# Undecidability of the Spectral Gap

- 14:00 4th December 2015 ( week 8, Michaelmas Term 2015 )Lecture Theatre B

The spectral gap - the difference in energy between the ground state and

the first excited state - is of central importance to quantum many-body

physics. Some of the most challenging and long-standing open problems in

theoretical physics concern the spectral gap, such as the famous Haldane

conjecture, or the infamous Yang-Mills gap conjecture (one of the $1

million Millennium Prize problems). These problems - and many others -

are all particular cases of the general spectral gap problem: Given a

quantum many-body Hamiltonian, is the system it describes gapped or

gapless?

We prove that this problem is undecidable (in exactly the same sense as

the Halting Problem was proven to be undecidable by Turing). This also

implies that the spectral gap of certain quantum many-body Hamiltonians

is not determined by the axioms of mathematics (in much the same sense as

Goedel's incompleteness theorem implies that certain theorems are

mathematically unprovable). The results extend to many other important

low-temperature properties of quantum many-body systems, such correlation

functions.

The proof is complex and draws on a wide variety of techniques, ranging

from mathematical physics to theoretical computer science, from

Hamiltonian complexity theory, quantum algorithms and quantum computing

to fractal tilings. I will explain the result, sketch the techniques

involved in the proof at an accessible level, and discuss the striking

implications this theoretical computer science result may have both for
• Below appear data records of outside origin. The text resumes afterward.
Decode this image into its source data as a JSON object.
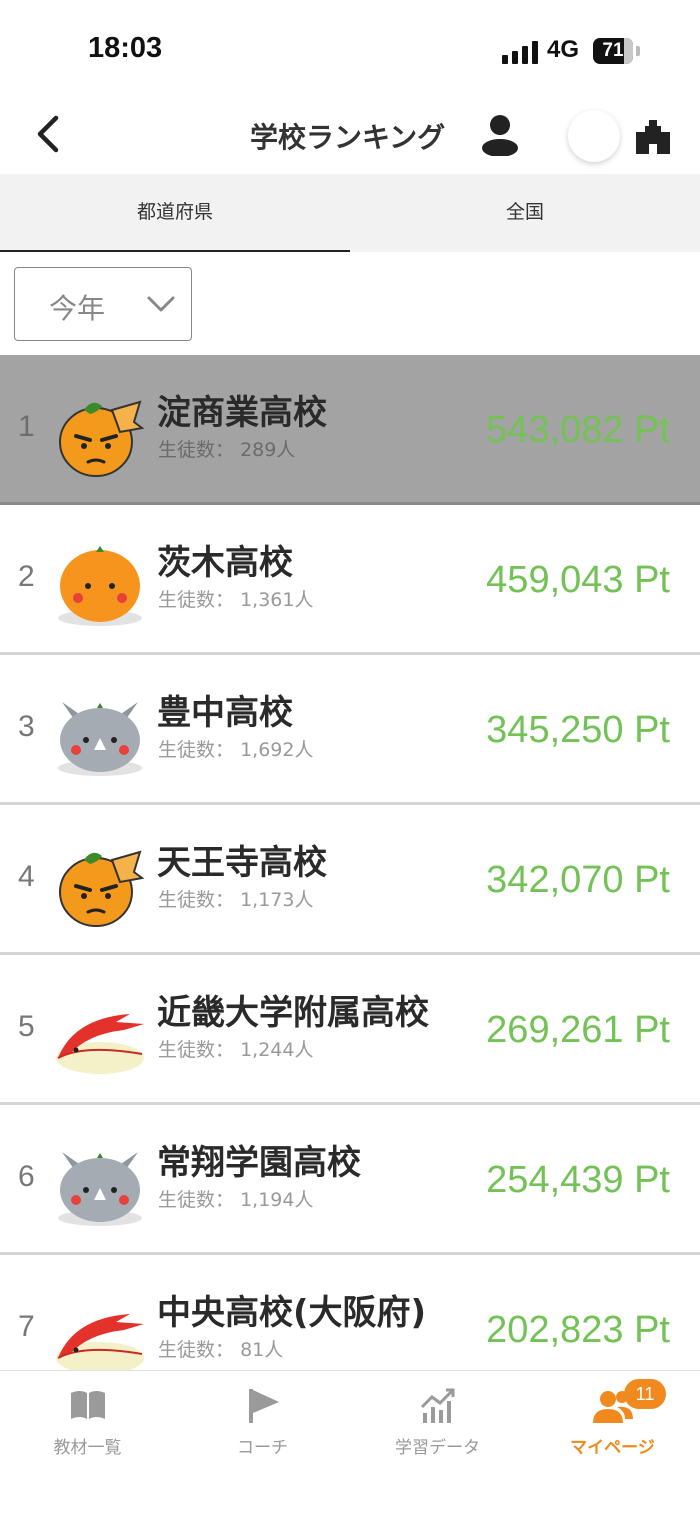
{
  "status_bar": {
    "time": "18:03",
    "network": "4G",
    "battery": "71"
  },
  "nav": {
    "title": "学校ランキング"
  },
  "tabs": [
    {
      "label": "都道府県",
      "active": true
    },
    {
      "label": "全国",
      "active": false
    }
  ],
  "filter": {
    "selected": "今年"
  },
  "colors": {
    "points": "#73c256",
    "accent": "#f08a1e",
    "highlight_row": "#a3a3a3"
  },
  "rankings": [
    {
      "rank": "1",
      "name": "淀商業高校",
      "students_label": "生徒数：",
      "students": "289人",
      "points": "543,082 Pt",
      "mascot": "orange-samurai-icon"
    },
    {
      "rank": "2",
      "name": "茨木高校",
      "students_label": "生徒数：",
      "students": "1,361人",
      "points": "459,043 Pt",
      "mascot": "orange-fruit-icon"
    },
    {
      "rank": "3",
      "name": "豊中高校",
      "students_label": "生徒数：",
      "students": "1,692人",
      "points": "345,250 Pt",
      "mascot": "grey-rhino-icon"
    },
    {
      "rank": "4",
      "name": "天王寺高校",
      "students_label": "生徒数：",
      "students": "1,173人",
      "points": "342,070 Pt",
      "mascot": "orange-samurai-icon"
    },
    {
      "rank": "5",
      "name": "近畿大学附属高校",
      "students_label": "生徒数：",
      "students": "1,244人",
      "points": "269,261 Pt",
      "mascot": "red-crest-icon"
    },
    {
      "rank": "6",
      "name": "常翔学園高校",
      "students_label": "生徒数：",
      "students": "1,194人",
      "points": "254,439 Pt",
      "mascot": "grey-rhino-icon"
    },
    {
      "rank": "7",
      "name": "中央高校(大阪府)",
      "students_label": "生徒数：",
      "students": "81人",
      "points": "202,823 Pt",
      "mascot": "red-crest-icon"
    }
  ],
  "bottom_tabs": [
    {
      "label": "教材一覧",
      "icon": "book-icon",
      "active": false
    },
    {
      "label": "コーチ",
      "icon": "flag-icon",
      "active": false
    },
    {
      "label": "学習データ",
      "icon": "chart-icon",
      "active": false
    },
    {
      "label": "マイページ",
      "icon": "users-icon",
      "active": true,
      "badge": "11"
    }
  ]
}
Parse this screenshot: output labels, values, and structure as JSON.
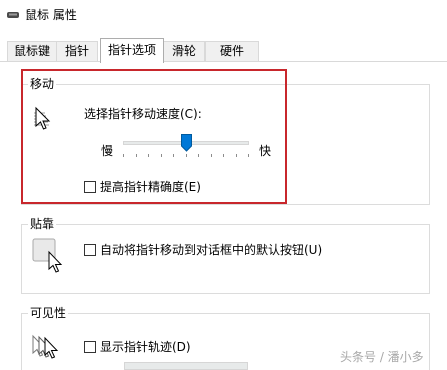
{
  "window": {
    "title": "鼠标 属性"
  },
  "tabs": [
    {
      "label": "鼠标键"
    },
    {
      "label": "指针"
    },
    {
      "label": "指针选项"
    },
    {
      "label": "滑轮"
    },
    {
      "label": "硬件"
    }
  ],
  "motion": {
    "legend": "移动",
    "speed_label": "选择指针移动速度(C):",
    "slow_label": "慢",
    "fast_label": "快",
    "speed_value_fraction": 0.5,
    "precision_label": "提高指针精确度(E)",
    "precision_checked": false
  },
  "snap": {
    "legend": "贴靠",
    "snap_label": "自动将指针移动到对话框中的默认按钮(U)",
    "snap_checked": false
  },
  "visibility": {
    "legend": "可见性",
    "trails_label": "显示指针轨迹(D)",
    "trails_checked": false
  },
  "watermark": "头条号 / 潘小多",
  "colors": {
    "highlight": "#c8272c",
    "slider_thumb": "#0078d7"
  }
}
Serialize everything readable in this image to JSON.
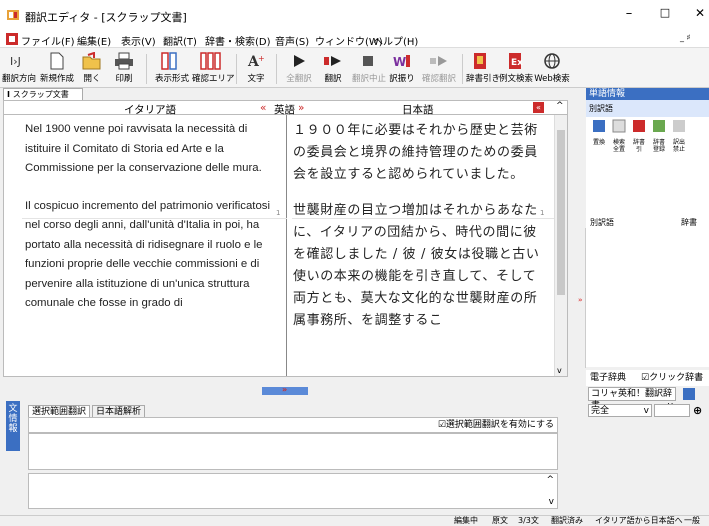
{
  "window": {
    "title": "翻訳エディタ - [スクラップ文書]",
    "controls": {
      "minimize": "–",
      "maximize": "□",
      "close": "✕"
    }
  },
  "menu": [
    "ファイル(F)",
    "編集(E)",
    "表示(V)",
    "翻訳(T)",
    "辞書・検索(D)",
    "音声(S)",
    "ウィンドウ(W)",
    "ヘルプ(H)"
  ],
  "menu_right": "_ ♯",
  "toolbar": {
    "direction": "翻訳方向",
    "new": "新規作成",
    "open": "開く",
    "print": "印刷",
    "view_format": "表示形式",
    "confirm_area": "確認エリア",
    "text": "文字",
    "translate_all": "全翻訳",
    "translate": "翻訳",
    "stop": "翻訳中止",
    "alternative": "訳振り",
    "confirm_translate": "確認翻訳",
    "dict_lookup": "辞書引き",
    "example_search": "例文検索",
    "web_search": "Web検索"
  },
  "document_tab": "スクラップ文書",
  "columns": {
    "left": "イタリア語",
    "center_left": "«",
    "center": "英語",
    "center_right": "»",
    "right": "日本語"
  },
  "italian": [
    "Nel 1900 venne poi ravvisata la necessità di istituire il Comitato di Storia ed Arte e la Commissione per la conservazione delle mura.",
    "Il cospicuo incremento del patrimonio verificatosi nel corso degli anni, dall'unità d'Italia in poi, ha portato alla necessità di ridisegnare il ruolo e le funzioni proprie delle vecchie commissioni e di pervenire alla istituzione di un'unica struttura comunale che fosse in grado di"
  ],
  "japanese": [
    "１９００年に必要はそれから歴史と芸術の委員会と境界の維持管理のための委員会を設立すると認められていました。",
    "世襲財産の目立つ増加はそれからあなたに、イタリアの団結から、時代の間に彼を確認しました / 彼 / 彼女は役職と古い使いの本来の機能を引き直して、そして両方とも、莫大な文化的な世襲財産の所属事務所、を調整するこ"
  ],
  "segment_number": "1",
  "bottom": {
    "side_label": "文情報",
    "tab_selected": "選択範囲翻訳",
    "tab_other": "日本語解析",
    "checkbox_label": "☑選択範囲翻訳を有効にする"
  },
  "right": {
    "header": "単語情報",
    "subheader": "別訳語",
    "tools": [
      "置換",
      "検索全置",
      "辞書引",
      "辞書登録",
      "訳出禁止"
    ],
    "alt_word_col": "別訳語",
    "dict_col": "辞書",
    "edict_label": "電子辞典",
    "click_dict": "☑クリック辞書引",
    "dict_select": "コリャ英和！翻訳辞書",
    "match_select": "完全"
  },
  "status": {
    "editing": "編集中",
    "text_label": "原文",
    "count": "3/3文",
    "state": "翻訳済み",
    "direction": "イタリア語から日本語へ",
    "mode": "一般"
  },
  "colors": {
    "accent": "#3b6fc2",
    "panel_bg": "#f0f0f0",
    "text": "#222222",
    "red": "#cc2b2b"
  }
}
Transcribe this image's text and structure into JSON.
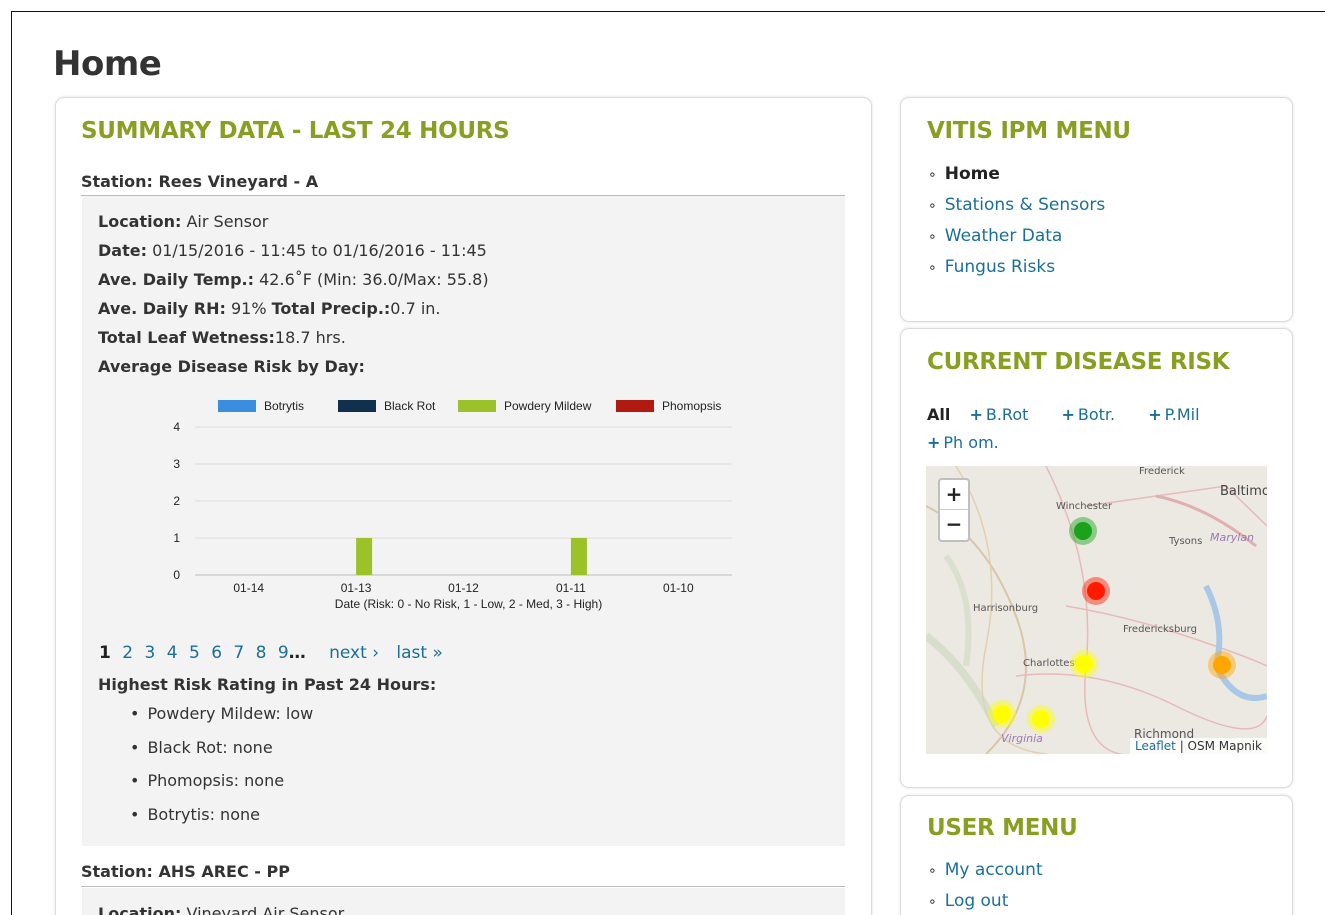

theoretical physics, and for physics more generally (which, after all,

happens in the laboratory not in Hilbert space!).